*** RECORDS ***
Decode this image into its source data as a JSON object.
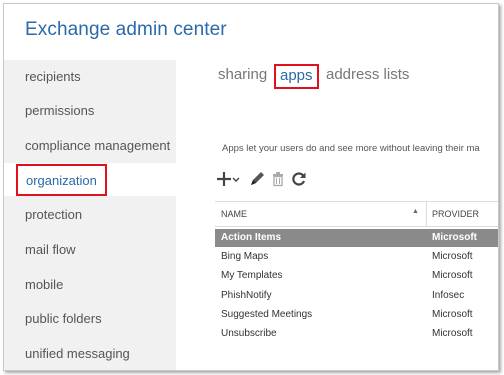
{
  "app": {
    "title": "Exchange admin center"
  },
  "sidebar": {
    "items": [
      {
        "label": "recipients"
      },
      {
        "label": "permissions"
      },
      {
        "label": "compliance management"
      },
      {
        "label": "organization"
      },
      {
        "label": "protection"
      },
      {
        "label": "mail flow"
      },
      {
        "label": "mobile"
      },
      {
        "label": "public folders"
      },
      {
        "label": "unified messaging"
      }
    ],
    "selected": "organization"
  },
  "tabs": [
    {
      "label": "sharing"
    },
    {
      "label": "apps"
    },
    {
      "label": "address lists"
    }
  ],
  "active_tab": "apps",
  "description": "Apps let your users do and see more without leaving their ma",
  "toolbar": {
    "icons": [
      "add-icon",
      "dropdown-caret-icon",
      "edit-icon",
      "delete-icon",
      "refresh-icon"
    ]
  },
  "grid": {
    "columns": [
      "NAME",
      "PROVIDER"
    ],
    "sort_indicator": "▲",
    "rows": [
      {
        "name": "Action Items",
        "provider": "Microsoft",
        "selected": true
      },
      {
        "name": "Bing Maps",
        "provider": "Microsoft"
      },
      {
        "name": "My Templates",
        "provider": "Microsoft"
      },
      {
        "name": "PhishNotify",
        "provider": "Infosec"
      },
      {
        "name": "Suggested Meetings",
        "provider": "Microsoft"
      },
      {
        "name": "Unsubscribe",
        "provider": "Microsoft"
      }
    ]
  },
  "colors": {
    "accent": "#2a6aa8",
    "highlight_box": "#e0101c",
    "selected_row": "#8a8a8a",
    "sidebar_bg": "#f1f1f1"
  }
}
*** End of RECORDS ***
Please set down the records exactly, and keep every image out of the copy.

**EXERCISE SOLUTION**.
Decode this image into its source data as a JSON object.
{
  "app": {
    "title": "Exchange admin center"
  },
  "sidebar": {
    "items": [
      {
        "label": "recipients"
      },
      {
        "label": "permissions"
      },
      {
        "label": "compliance management"
      },
      {
        "label": "organization"
      },
      {
        "label": "protection"
      },
      {
        "label": "mail flow"
      },
      {
        "label": "mobile"
      },
      {
        "label": "public folders"
      },
      {
        "label": "unified messaging"
      }
    ],
    "selected": "organization"
  },
  "tabs": [
    {
      "label": "sharing"
    },
    {
      "label": "apps"
    },
    {
      "label": "address lists"
    }
  ],
  "active_tab": "apps",
  "description": "Apps let your users do and see more without leaving their ma",
  "toolbar": {
    "icons": [
      "add-icon",
      "dropdown-caret-icon",
      "edit-icon",
      "delete-icon",
      "refresh-icon"
    ]
  },
  "grid": {
    "columns": [
      "NAME",
      "PROVIDER"
    ],
    "sort_indicator": "▲",
    "rows": [
      {
        "name": "Action Items",
        "provider": "Microsoft",
        "selected": true
      },
      {
        "name": "Bing Maps",
        "provider": "Microsoft"
      },
      {
        "name": "My Templates",
        "provider": "Microsoft"
      },
      {
        "name": "PhishNotify",
        "provider": "Infosec"
      },
      {
        "name": "Suggested Meetings",
        "provider": "Microsoft"
      },
      {
        "name": "Unsubscribe",
        "provider": "Microsoft"
      }
    ]
  },
  "colors": {
    "accent": "#2a6aa8",
    "highlight_box": "#e0101c",
    "selected_row": "#8a8a8a",
    "sidebar_bg": "#f1f1f1"
  }
}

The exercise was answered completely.